Input material:
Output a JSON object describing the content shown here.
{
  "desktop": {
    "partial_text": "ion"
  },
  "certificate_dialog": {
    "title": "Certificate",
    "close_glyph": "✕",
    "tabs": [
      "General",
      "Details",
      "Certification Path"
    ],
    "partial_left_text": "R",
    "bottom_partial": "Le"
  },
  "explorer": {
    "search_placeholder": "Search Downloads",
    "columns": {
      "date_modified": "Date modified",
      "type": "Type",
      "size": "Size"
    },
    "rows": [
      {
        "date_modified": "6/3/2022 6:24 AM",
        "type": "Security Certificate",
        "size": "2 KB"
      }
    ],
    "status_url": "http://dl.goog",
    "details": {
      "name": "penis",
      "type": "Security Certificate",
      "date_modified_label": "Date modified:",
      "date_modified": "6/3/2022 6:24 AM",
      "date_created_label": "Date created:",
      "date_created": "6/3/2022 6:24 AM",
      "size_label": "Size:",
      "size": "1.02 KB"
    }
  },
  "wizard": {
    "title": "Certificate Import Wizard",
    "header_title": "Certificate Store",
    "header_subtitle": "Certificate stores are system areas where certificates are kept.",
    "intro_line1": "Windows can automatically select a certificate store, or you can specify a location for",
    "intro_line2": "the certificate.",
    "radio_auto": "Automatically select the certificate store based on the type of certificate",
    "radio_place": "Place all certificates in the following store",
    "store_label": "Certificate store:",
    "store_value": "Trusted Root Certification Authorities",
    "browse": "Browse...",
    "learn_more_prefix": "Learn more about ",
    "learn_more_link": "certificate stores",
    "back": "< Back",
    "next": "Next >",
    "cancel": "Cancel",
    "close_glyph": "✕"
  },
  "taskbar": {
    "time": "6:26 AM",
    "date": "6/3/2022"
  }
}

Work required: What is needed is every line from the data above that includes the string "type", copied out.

Reply:
      "type": "Type",
        "type": "Security Certificate",
      "type": "Security Certificate",
    "radio_auto": "Automatically select the certificate store based on the type of certificate",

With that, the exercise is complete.